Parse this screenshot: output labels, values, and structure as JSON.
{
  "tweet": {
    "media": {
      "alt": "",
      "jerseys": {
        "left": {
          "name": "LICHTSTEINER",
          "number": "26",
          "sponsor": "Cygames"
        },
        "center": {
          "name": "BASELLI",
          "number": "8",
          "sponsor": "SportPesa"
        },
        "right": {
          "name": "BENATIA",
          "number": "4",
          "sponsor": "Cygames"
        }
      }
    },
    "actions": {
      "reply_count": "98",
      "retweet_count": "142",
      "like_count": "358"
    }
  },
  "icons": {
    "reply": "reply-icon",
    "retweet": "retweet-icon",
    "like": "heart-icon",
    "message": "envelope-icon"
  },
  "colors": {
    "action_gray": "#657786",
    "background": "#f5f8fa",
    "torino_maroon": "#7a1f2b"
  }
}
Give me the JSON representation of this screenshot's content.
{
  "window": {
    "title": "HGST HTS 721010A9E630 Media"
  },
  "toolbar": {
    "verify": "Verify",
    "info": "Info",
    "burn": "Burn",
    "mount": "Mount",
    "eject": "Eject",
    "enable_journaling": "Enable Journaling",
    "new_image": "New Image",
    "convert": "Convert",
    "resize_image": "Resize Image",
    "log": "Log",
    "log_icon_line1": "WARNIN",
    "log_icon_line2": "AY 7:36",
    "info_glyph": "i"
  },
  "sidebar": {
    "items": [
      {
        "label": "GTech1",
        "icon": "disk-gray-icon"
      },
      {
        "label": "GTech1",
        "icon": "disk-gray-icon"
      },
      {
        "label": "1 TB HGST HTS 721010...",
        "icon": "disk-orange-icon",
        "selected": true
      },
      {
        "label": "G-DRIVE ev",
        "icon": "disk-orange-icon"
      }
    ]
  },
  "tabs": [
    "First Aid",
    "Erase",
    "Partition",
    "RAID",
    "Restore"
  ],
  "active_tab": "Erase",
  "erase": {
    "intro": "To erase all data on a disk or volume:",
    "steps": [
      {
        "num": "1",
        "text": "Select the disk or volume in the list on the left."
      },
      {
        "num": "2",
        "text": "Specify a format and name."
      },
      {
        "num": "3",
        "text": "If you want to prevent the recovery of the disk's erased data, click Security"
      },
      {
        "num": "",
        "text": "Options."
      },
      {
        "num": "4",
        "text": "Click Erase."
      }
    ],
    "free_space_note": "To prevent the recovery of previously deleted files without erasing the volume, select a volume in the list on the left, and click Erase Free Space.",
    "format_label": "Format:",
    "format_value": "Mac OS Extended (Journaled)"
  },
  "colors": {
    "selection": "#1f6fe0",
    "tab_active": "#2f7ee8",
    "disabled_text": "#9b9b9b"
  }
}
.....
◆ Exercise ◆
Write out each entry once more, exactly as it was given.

◆ Result of the task ◆
Parse this screenshot: output labels, values, and structure as JSON.
{
  "tweet": {
    "media": {
      "alt": "",
      "jerseys": {
        "left": {
          "name": "LICHTSTEINER",
          "number": "26",
          "sponsor": "Cygames"
        },
        "center": {
          "name": "BASELLI",
          "number": "8",
          "sponsor": "SportPesa"
        },
        "right": {
          "name": "BENATIA",
          "number": "4",
          "sponsor": "Cygames"
        }
      }
    },
    "actions": {
      "reply_count": "98",
      "retweet_count": "142",
      "like_count": "358"
    }
  },
  "icons": {
    "reply": "reply-icon",
    "retweet": "retweet-icon",
    "like": "heart-icon",
    "message": "envelope-icon"
  },
  "colors": {
    "action_gray": "#657786",
    "background": "#f5f8fa",
    "torino_maroon": "#7a1f2b"
  }
}
Give me the JSON representation of this screenshot's content.
{
  "window": {
    "title": "HGST HTS 721010A9E630 Media"
  },
  "toolbar": {
    "verify": "Verify",
    "info": "Info",
    "burn": "Burn",
    "mount": "Mount",
    "eject": "Eject",
    "enable_journaling": "Enable Journaling",
    "new_image": "New Image",
    "convert": "Convert",
    "resize_image": "Resize Image",
    "log": "Log",
    "log_icon_line1": "WARNIN",
    "log_icon_line2": "AY 7:36",
    "info_glyph": "i"
  },
  "sidebar": {
    "items": [
      {
        "label": "GTech1",
        "icon": "disk-gray-icon"
      },
      {
        "label": "GTech1",
        "icon": "disk-gray-icon"
      },
      {
        "label": "1 TB HGST HTS 721010...",
        "icon": "disk-orange-icon",
        "selected": true
      },
      {
        "label": "G-DRIVE ev",
        "icon": "disk-orange-icon"
      }
    ]
  },
  "tabs": [
    "First Aid",
    "Erase",
    "Partition",
    "RAID",
    "Restore"
  ],
  "active_tab": "Erase",
  "erase": {
    "intro": "To erase all data on a disk or volume:",
    "steps": [
      {
        "num": "1",
        "text": "Select the disk or volume in the list on the left."
      },
      {
        "num": "2",
        "text": "Specify a format and name."
      },
      {
        "num": "3",
        "text": "If you want to prevent the recovery of the disk's erased data, click Security"
      },
      {
        "num": "",
        "text": "Options."
      },
      {
        "num": "4",
        "text": "Click Erase."
      }
    ],
    "free_space_note": "To prevent the recovery of previously deleted files without erasing the volume, select a volume in the list on the left, and click Erase Free Space.",
    "format_label": "Format:",
    "format_value": "Mac OS Extended (Journaled)"
  },
  "colors": {
    "selection": "#1f6fe0",
    "tab_active": "#2f7ee8",
    "disabled_text": "#9b9b9b"
  }
}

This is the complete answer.